Now, if the club gets off the ground and if this comes to pass, she wouldn’t be the first Protestant to hold office in the GAA.
Down through the years a number of Protestants have held office in that organisation, but they have been Protestant Irish nationalists.
Douglas Hyde, a co-founder of the Gaelic League in 1893 and later President of the Irish Free State, was the son of a Church of Ireland minister.
More recently Jack Boothman, a vet from Co Wicklow, was the first Protestant to become president of the GAA, an office he held from 1994 to 1997.
A staunch Irish nationalist and republican, he told the Sunday Business Post in 1994: “I don’t accept the claims of unionists that they are British.”
Both men were Protestants, but they were Protestant Irish nationalists and that brings us to the heart of a very interesting question about the new GAA club — a question that is not about religion, but rather about politics.
The current version of the GAA’s official guide was approved in 2016 and it restates as its basic aim: “The GAA is a national organisation which has as its basic aim the strengthening of the national identity in a 32-county Ireland through the preservation and promotion of Gaelic games.”
The GAA games are the method, but a “32-county Ireland” is the mission, and not just a “32-county Ireland”, but a “32-county Gaelic Ireland”.
As it states in the introduction, the GAA is “a means of consolidating our Irish identity. The games are more than games — they have a national significance”.
The introduction also states: “Since she has not control over all the national territory, Ireland’s claim to nationhood is impaired.”
That makes it absolutely clear that the aim of the GAA is a 32-county independent Ireland, with all the “national territory”, and Northern Ireland is simply an “impairment” of that vision.
Section 1:8 of the official guide is headed “National flag and anthem”, and that means the Irish tricolour and A Soldier’s Song.
In case anyone is in doubt, the official guide even reprints a letter sent by Archbishop Croke to the founding meeting of the GAA in 1884 in which he describes the Union Jack as “England’s bloody red”.
A few years ago a few people in the GAA made some tentative suggestions about change but these were ignored, and GAA pundit Joe Brolly even went on to remind us that the premier Gaelic football trophy, the Sam Maguire Cup, “was named after a member of a team of IRB (Irish Republican Brotherhood) assassins in London”.
The tentative suggestions were soon terminated.
But what would all that have to do with Linda Ervine, a professed unionist, becoming president of a GAA club?
Well, section 2:1b of the official guide covers membership and states: “Membership of the association shall be granted only by a club to persons who subscribe to and undertake to further the aims and objectives of the Gaelic Athletic Association, as stated in the official guide.”
All members must “subscribe to and undertake to further” the aims and objectives.
There is no room for exemptions and neither is there much room for mental equivocation.
So, where does that leave the east Belfast club and their prospective president?

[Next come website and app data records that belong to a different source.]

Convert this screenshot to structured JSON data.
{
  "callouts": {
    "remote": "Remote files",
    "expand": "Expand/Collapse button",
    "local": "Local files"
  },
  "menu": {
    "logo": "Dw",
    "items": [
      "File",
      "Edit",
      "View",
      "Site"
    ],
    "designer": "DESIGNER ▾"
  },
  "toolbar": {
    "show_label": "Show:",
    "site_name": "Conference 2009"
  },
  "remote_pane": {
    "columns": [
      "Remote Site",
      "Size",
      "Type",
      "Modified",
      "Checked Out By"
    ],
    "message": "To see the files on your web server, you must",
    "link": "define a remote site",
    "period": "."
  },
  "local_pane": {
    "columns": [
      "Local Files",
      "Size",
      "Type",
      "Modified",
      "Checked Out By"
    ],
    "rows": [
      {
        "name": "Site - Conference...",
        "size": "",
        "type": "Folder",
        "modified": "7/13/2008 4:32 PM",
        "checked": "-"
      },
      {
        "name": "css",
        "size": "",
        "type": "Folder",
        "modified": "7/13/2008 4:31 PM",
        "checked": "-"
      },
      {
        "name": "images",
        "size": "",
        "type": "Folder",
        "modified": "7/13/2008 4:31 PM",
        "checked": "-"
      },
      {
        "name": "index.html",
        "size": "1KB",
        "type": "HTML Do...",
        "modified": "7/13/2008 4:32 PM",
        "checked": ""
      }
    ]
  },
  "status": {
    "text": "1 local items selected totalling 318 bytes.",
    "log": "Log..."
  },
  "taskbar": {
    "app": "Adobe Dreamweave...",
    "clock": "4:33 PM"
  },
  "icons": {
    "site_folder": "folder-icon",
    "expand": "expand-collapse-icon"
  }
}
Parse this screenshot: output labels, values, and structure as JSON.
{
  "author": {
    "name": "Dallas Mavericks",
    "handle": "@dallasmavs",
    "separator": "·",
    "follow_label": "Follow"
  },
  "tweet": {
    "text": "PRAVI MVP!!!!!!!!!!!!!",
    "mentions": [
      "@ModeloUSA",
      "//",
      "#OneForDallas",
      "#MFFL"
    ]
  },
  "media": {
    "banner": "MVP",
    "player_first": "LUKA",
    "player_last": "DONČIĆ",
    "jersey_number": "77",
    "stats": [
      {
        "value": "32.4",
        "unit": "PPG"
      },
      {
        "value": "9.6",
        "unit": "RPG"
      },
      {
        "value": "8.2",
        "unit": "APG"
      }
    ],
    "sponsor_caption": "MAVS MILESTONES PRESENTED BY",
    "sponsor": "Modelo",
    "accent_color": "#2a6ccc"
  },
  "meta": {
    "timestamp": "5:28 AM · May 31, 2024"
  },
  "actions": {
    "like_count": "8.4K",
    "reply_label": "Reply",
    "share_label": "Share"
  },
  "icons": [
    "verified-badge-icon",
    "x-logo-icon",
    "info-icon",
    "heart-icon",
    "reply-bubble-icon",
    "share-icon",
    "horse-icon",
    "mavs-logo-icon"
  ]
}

Last year Linda Ervine was advocating “a federation of islands... an all-Ireland within a close-knit British Isles”, but even that is not the GAA’s vision.
GAA club members have to “subscribe to and undertake to further” the Irish nationalist vision of a 32-county independent republic and thereby sever Northern Ireland from the United Kingdom. How can a unionist — of whatever hue — sign up to that?